Work instruction -
Each line in the data must be reproduced as written, except for any picture.

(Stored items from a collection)
______

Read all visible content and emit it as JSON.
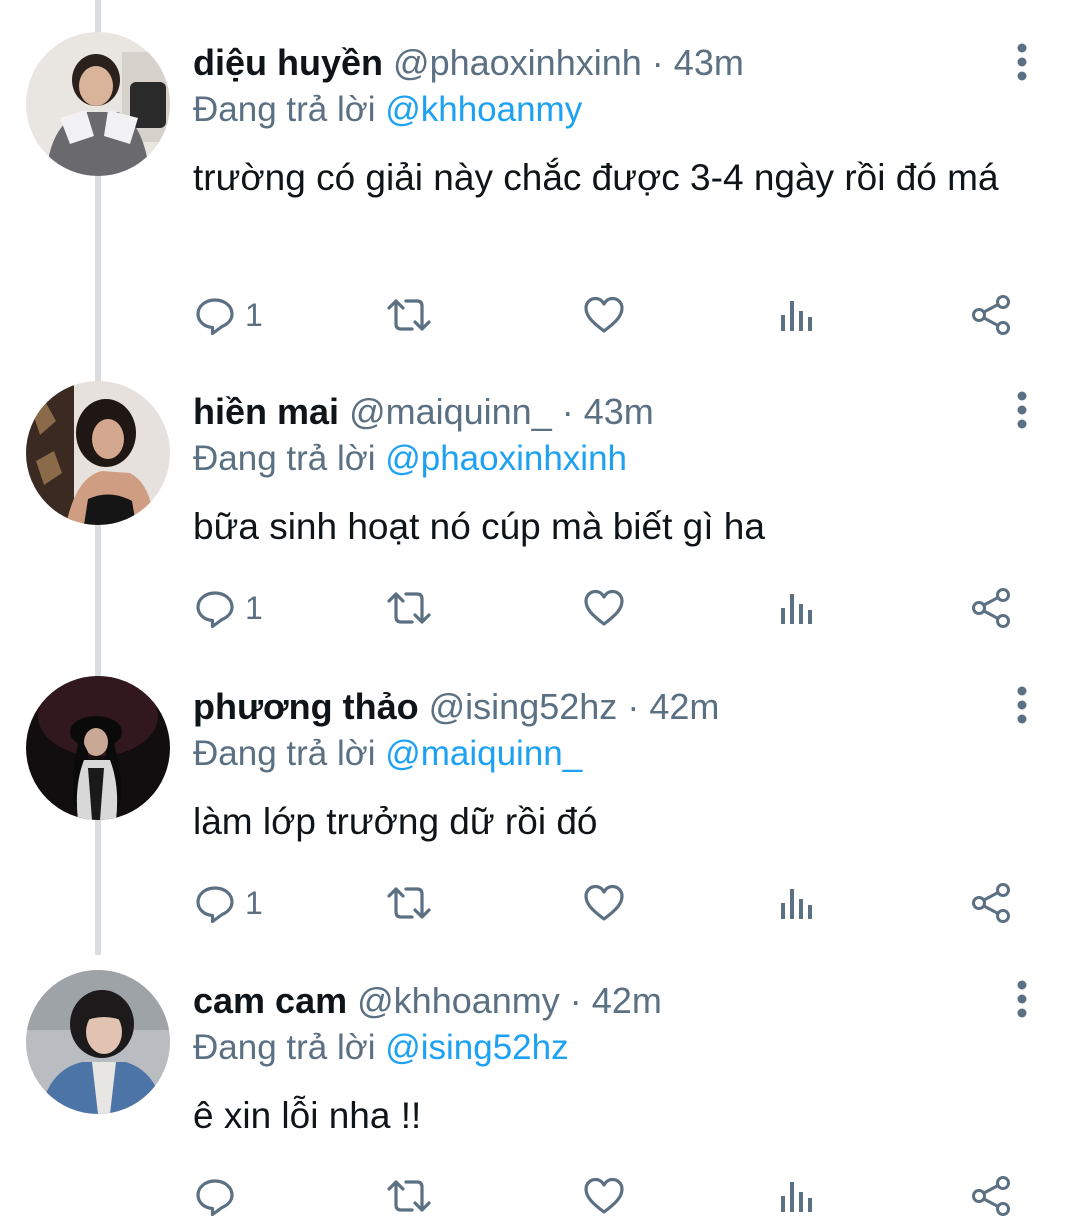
{
  "reply_prefix": "Đang trả lời",
  "tweets": [
    {
      "name": "diệu huyền",
      "handle": "@phaoxinhxinh",
      "separator": "·",
      "time": "43m",
      "reply_to": "@khhoanmy",
      "text": "trường có giải này chắc được 3-4 ngày rồi đó má",
      "reply_count": "1"
    },
    {
      "name": "hiền mai",
      "handle": "@maiquinn_",
      "separator": "·",
      "time": "43m",
      "reply_to": "@phaoxinhxinh",
      "text": "bữa sinh hoạt nó cúp mà biết gì ha",
      "reply_count": "1"
    },
    {
      "name": "phương thảo",
      "handle": "@ising52hz",
      "separator": "·",
      "time": "42m",
      "reply_to": "@maiquinn_",
      "text": "làm lớp trưởng dữ rồi đó",
      "reply_count": "1"
    },
    {
      "name": "cam cam",
      "handle": "@khhoanmy",
      "separator": "·",
      "time": "42m",
      "reply_to": "@ising52hz",
      "text": "ê xin lỗi nha !!",
      "reply_count": ""
    }
  ],
  "icons": {
    "more": "more-vertical-icon",
    "reply": "reply-icon",
    "retweet": "retweet-icon",
    "like": "heart-icon",
    "analytics": "analytics-icon",
    "share": "share-icon"
  },
  "colors": {
    "text": "#0f1419",
    "secondary": "#5b7083",
    "accent": "#1da1f2",
    "thread_line": "#d9dde0"
  }
}
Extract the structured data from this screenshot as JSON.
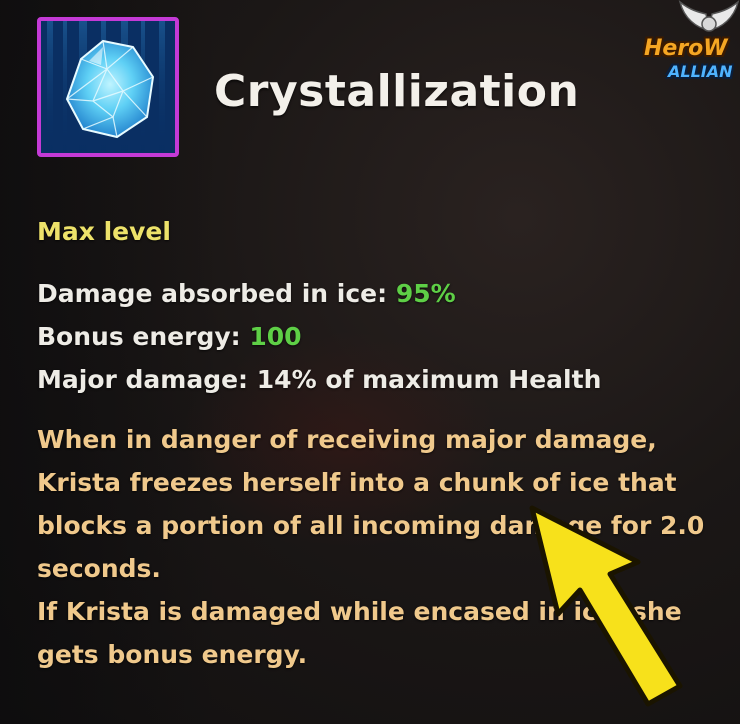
{
  "skill": {
    "title": "Crystallization",
    "icon": "ice-crystal-icon",
    "frame_color": "#c43ad6"
  },
  "logo": {
    "line1": "HeroW",
    "line2": "ALLIAN"
  },
  "level_label": "Max level",
  "stats": [
    {
      "label": "Damage absorbed in ice:",
      "value": "95%"
    },
    {
      "label": "Bonus energy:",
      "value": "100"
    },
    {
      "label": "Major damage:",
      "value": "14% of maximum Health"
    }
  ],
  "description": {
    "paragraph1": "When in danger of receiving major damage, Krista freezes herself into a chunk of ice that blocks a portion of all incoming damage for 2.0 seconds.",
    "paragraph2": "If Krista is damaged while encased in ice, she gets bonus energy."
  },
  "colors": {
    "max_level": "#ede26a",
    "stat_value": "#5ecf46",
    "description": "#f0c98c",
    "arrow": "#f7e11b"
  }
}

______

Answer to this task -
Read all visible content and emit it as JSON.
{
  "reply_prefix": "Đang trả lời",
  "tweets": [
    {
      "name": "diệu huyền",
      "handle": "@phaoxinhxinh",
      "separator": "·",
      "time": "43m",
      "reply_to": "@khhoanmy",
      "text": "trường có giải này chắc được 3-4 ngày rồi đó má",
      "reply_count": "1"
    },
    {
      "name": "hiền mai",
      "handle": "@maiquinn_",
      "separator": "·",
      "time": "43m",
      "reply_to": "@phaoxinhxinh",
      "text": "bữa sinh hoạt nó cúp mà biết gì ha",
      "reply_count": "1"
    },
    {
      "name": "phương thảo",
      "handle": "@ising52hz",
      "separator": "·",
      "time": "42m",
      "reply_to": "@maiquinn_",
      "text": "làm lớp trưởng dữ rồi đó",
      "reply_count": "1"
    },
    {
      "name": "cam cam",
      "handle": "@khhoanmy",
      "separator": "·",
      "time": "42m",
      "reply_to": "@ising52hz",
      "text": "ê xin lỗi nha !!",
      "reply_count": ""
    }
  ],
  "icons": {
    "more": "more-vertical-icon",
    "reply": "reply-icon",
    "retweet": "retweet-icon",
    "like": "heart-icon",
    "analytics": "analytics-icon",
    "share": "share-icon"
  },
  "colors": {
    "text": "#0f1419",
    "secondary": "#5b7083",
    "accent": "#1da1f2",
    "thread_line": "#d9dde0"
  }
}
Extract the structured data from this screenshot as JSON.
{
  "skill": {
    "title": "Crystallization",
    "icon": "ice-crystal-icon",
    "frame_color": "#c43ad6"
  },
  "logo": {
    "line1": "HeroW",
    "line2": "ALLIAN"
  },
  "level_label": "Max level",
  "stats": [
    {
      "label": "Damage absorbed in ice:",
      "value": "95%"
    },
    {
      "label": "Bonus energy:",
      "value": "100"
    },
    {
      "label": "Major damage:",
      "value": "14% of maximum Health"
    }
  ],
  "description": {
    "paragraph1": "When in danger of receiving major damage, Krista freezes herself into a chunk of ice that blocks a portion of all incoming damage for 2.0 seconds.",
    "paragraph2": "If Krista is damaged while encased in ice, she gets bonus energy."
  },
  "colors": {
    "max_level": "#ede26a",
    "stat_value": "#5ecf46",
    "description": "#f0c98c",
    "arrow": "#f7e11b"
  }
}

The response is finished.